The data below should be copied over with complete accuracy.
AVAILABLE RECORDS START
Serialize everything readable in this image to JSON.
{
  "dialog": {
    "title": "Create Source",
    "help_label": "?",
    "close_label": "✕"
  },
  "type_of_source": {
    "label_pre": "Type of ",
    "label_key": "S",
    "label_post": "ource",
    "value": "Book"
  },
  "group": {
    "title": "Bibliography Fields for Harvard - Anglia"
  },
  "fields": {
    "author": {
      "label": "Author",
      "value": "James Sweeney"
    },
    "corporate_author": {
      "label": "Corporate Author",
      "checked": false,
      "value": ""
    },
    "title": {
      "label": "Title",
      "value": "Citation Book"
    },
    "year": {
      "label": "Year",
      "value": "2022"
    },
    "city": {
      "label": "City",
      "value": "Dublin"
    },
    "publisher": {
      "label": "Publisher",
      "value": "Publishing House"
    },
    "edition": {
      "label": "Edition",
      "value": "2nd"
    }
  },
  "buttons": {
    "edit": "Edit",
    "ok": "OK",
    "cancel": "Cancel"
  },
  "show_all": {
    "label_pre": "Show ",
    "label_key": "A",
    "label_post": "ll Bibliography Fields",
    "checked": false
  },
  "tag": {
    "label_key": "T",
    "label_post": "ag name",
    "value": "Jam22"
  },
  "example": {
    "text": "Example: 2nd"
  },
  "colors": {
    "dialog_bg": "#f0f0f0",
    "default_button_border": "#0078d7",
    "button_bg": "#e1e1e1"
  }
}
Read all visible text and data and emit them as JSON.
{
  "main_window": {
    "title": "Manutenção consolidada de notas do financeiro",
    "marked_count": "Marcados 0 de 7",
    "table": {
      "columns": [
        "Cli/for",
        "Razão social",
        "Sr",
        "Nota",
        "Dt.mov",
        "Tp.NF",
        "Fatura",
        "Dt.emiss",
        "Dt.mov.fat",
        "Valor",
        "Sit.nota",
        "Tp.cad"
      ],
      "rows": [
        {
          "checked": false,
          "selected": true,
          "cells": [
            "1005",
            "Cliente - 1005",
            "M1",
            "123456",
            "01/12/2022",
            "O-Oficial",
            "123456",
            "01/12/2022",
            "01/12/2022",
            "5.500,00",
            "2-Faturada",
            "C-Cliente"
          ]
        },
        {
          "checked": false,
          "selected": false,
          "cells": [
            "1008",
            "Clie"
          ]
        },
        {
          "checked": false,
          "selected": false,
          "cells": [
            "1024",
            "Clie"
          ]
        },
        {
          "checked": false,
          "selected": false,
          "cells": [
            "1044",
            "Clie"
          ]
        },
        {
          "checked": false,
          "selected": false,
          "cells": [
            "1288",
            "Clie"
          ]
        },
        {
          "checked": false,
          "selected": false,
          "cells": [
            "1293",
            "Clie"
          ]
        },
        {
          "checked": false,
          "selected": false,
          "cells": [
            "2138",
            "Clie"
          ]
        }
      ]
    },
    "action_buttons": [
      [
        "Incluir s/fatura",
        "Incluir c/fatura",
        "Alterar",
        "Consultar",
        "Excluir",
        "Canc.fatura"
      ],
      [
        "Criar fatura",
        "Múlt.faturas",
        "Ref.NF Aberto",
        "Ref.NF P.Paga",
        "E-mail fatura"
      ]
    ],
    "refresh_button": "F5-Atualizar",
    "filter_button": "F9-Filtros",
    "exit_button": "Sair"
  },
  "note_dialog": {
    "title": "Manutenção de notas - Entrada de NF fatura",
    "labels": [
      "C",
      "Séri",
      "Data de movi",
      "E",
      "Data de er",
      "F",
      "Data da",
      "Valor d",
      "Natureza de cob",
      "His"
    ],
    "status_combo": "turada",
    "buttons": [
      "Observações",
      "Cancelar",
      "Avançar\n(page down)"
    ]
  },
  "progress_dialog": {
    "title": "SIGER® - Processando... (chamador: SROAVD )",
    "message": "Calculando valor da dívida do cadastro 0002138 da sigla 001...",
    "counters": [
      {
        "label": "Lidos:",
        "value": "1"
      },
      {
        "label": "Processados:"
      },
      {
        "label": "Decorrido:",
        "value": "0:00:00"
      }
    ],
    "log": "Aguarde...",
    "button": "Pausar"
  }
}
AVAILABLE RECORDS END
EXPECTED ANSWER:
Serialize everything readable in this image to JSON.
{
  "dialog": {
    "title": "Create Source",
    "help_label": "?",
    "close_label": "✕"
  },
  "type_of_source": {
    "label_pre": "Type of ",
    "label_key": "S",
    "label_post": "ource",
    "value": "Book"
  },
  "group": {
    "title": "Bibliography Fields for Harvard - Anglia"
  },
  "fields": {
    "author": {
      "label": "Author",
      "value": "James Sweeney"
    },
    "corporate_author": {
      "label": "Corporate Author",
      "checked": false,
      "value": ""
    },
    "title": {
      "label": "Title",
      "value": "Citation Book"
    },
    "year": {
      "label": "Year",
      "value": "2022"
    },
    "city": {
      "label": "City",
      "value": "Dublin"
    },
    "publisher": {
      "label": "Publisher",
      "value": "Publishing House"
    },
    "edition": {
      "label": "Edition",
      "value": "2nd"
    }
  },
  "buttons": {
    "edit": "Edit",
    "ok": "OK",
    "cancel": "Cancel"
  },
  "show_all": {
    "label_pre": "Show ",
    "label_key": "A",
    "label_post": "ll Bibliography Fields",
    "checked": false
  },
  "tag": {
    "label_key": "T",
    "label_post": "ag name",
    "value": "Jam22"
  },
  "example": {
    "text": "Example: 2nd"
  },
  "colors": {
    "dialog_bg": "#f0f0f0",
    "default_button_border": "#0078d7",
    "button_bg": "#e1e1e1"
  }
}
Read all visible text and data and emit them as JSON.
{
  "main_window": {
    "title": "Manutenção consolidada de notas do financeiro",
    "marked_count": "Marcados 0 de 7",
    "table": {
      "columns": [
        "Cli/for",
        "Razão social",
        "Sr",
        "Nota",
        "Dt.mov",
        "Tp.NF",
        "Fatura",
        "Dt.emiss",
        "Dt.mov.fat",
        "Valor",
        "Sit.nota",
        "Tp.cad"
      ],
      "rows": [
        {
          "checked": false,
          "selected": true,
          "cells": [
            "1005",
            "Cliente - 1005",
            "M1",
            "123456",
            "01/12/2022",
            "O-Oficial",
            "123456",
            "01/12/2022",
            "01/12/2022",
            "5.500,00",
            "2-Faturada",
            "C-Cliente"
          ]
        },
        {
          "checked": false,
          "selected": false,
          "cells": [
            "1008",
            "Clie"
          ]
        },
        {
          "checked": false,
          "selected": false,
          "cells": [
            "1024",
            "Clie"
          ]
        },
        {
          "checked": false,
          "selected": false,
          "cells": [
            "1044",
            "Clie"
          ]
        },
        {
          "checked": false,
          "selected": false,
          "cells": [
            "1288",
            "Clie"
          ]
        },
        {
          "checked": false,
          "selected": false,
          "cells": [
            "1293",
            "Clie"
          ]
        },
        {
          "checked": false,
          "selected": false,
          "cells": [
            "2138",
            "Clie"
          ]
        }
      ]
    },
    "action_buttons": [
      [
        "Incluir s/fatura",
        "Incluir c/fatura",
        "Alterar",
        "Consultar",
        "Excluir",
        "Canc.fatura"
      ],
      [
        "Criar fatura",
        "Múlt.faturas",
        "Ref.NF Aberto",
        "Ref.NF P.Paga",
        "E-mail fatura"
      ]
    ],
    "refresh_button": "F5-Atualizar",
    "filter_button": "F9-Filtros",
    "exit_button": "Sair"
  },
  "note_dialog": {
    "title": "Manutenção de notas - Entrada de NF fatura",
    "labels": [
      "C",
      "Séri",
      "Data de movi",
      "E",
      "Data de er",
      "F",
      "Data da",
      "Valor d",
      "Natureza de cob",
      "His"
    ],
    "status_combo": "turada",
    "buttons": [
      "Observações",
      "Cancelar",
      "Avançar\n(page down)"
    ]
  },
  "progress_dialog": {
    "title": "SIGER® - Processando... (chamador: SROAVD )",
    "message": "Calculando valor da dívida do cadastro 0002138 da sigla 001...",
    "counters": [
      {
        "label": "Lidos:",
        "value": "1"
      },
      {
        "label": "Processados:"
      },
      {
        "label": "Decorrido:",
        "value": "0:00:00"
      }
    ],
    "log": "Aguarde...",
    "button": "Pausar"
  }
}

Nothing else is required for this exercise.